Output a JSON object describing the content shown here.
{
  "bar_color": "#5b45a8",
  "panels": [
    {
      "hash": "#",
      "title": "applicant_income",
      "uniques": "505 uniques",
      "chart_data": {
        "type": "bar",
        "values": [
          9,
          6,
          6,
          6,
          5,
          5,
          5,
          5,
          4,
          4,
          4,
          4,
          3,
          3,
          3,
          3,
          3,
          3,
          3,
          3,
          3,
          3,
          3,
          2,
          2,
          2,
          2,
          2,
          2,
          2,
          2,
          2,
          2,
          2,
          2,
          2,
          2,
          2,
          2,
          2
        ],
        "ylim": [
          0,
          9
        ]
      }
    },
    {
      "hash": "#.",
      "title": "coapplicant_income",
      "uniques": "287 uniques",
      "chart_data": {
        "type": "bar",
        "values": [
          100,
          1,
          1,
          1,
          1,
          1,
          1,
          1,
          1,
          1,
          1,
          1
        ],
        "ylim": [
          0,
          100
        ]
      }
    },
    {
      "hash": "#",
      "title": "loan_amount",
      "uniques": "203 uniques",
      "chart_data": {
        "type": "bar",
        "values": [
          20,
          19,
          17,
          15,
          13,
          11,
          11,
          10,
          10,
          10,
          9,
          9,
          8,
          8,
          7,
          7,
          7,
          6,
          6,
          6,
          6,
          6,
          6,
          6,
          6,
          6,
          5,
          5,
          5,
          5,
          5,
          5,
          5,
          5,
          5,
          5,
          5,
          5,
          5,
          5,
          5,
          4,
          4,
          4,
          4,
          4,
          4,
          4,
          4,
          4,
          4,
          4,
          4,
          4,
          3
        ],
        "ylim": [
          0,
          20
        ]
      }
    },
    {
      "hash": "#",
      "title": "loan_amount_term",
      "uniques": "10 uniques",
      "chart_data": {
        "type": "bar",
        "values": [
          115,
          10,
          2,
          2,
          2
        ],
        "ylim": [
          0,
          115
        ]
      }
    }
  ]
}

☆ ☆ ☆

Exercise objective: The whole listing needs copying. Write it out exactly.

Task output:
Output a JSON object describing the content shown here.
{
  "bar_color": "#5b45a8",
  "panels": [
    {
      "hash": "#",
      "title": "applicant_income",
      "uniques": "505 uniques",
      "chart_data": {
        "type": "bar",
        "values": [
          9,
          6,
          6,
          6,
          5,
          5,
          5,
          5,
          4,
          4,
          4,
          4,
          3,
          3,
          3,
          3,
          3,
          3,
          3,
          3,
          3,
          3,
          3,
          2,
          2,
          2,
          2,
          2,
          2,
          2,
          2,
          2,
          2,
          2,
          2,
          2,
          2,
          2,
          2,
          2
        ],
        "ylim": [
          0,
          9
        ]
      }
    },
    {
      "hash": "#.",
      "title": "coapplicant_income",
      "uniques": "287 uniques",
      "chart_data": {
        "type": "bar",
        "values": [
          100,
          1,
          1,
          1,
          1,
          1,
          1,
          1,
          1,
          1,
          1,
          1
        ],
        "ylim": [
          0,
          100
        ]
      }
    },
    {
      "hash": "#",
      "title": "loan_amount",
      "uniques": "203 uniques",
      "chart_data": {
        "type": "bar",
        "values": [
          20,
          19,
          17,
          15,
          13,
          11,
          11,
          10,
          10,
          10,
          9,
          9,
          8,
          8,
          7,
          7,
          7,
          6,
          6,
          6,
          6,
          6,
          6,
          6,
          6,
          6,
          5,
          5,
          5,
          5,
          5,
          5,
          5,
          5,
          5,
          5,
          5,
          5,
          5,
          5,
          5,
          4,
          4,
          4,
          4,
          4,
          4,
          4,
          4,
          4,
          4,
          4,
          4,
          4,
          3
        ],
        "ylim": [
          0,
          20
        ]
      }
    },
    {
      "hash": "#",
      "title": "loan_amount_term",
      "uniques": "10 uniques",
      "chart_data": {
        "type": "bar",
        "values": [
          115,
          10,
          2,
          2,
          2
        ],
        "ylim": [
          0,
          115
        ]
      }
    }
  ]
}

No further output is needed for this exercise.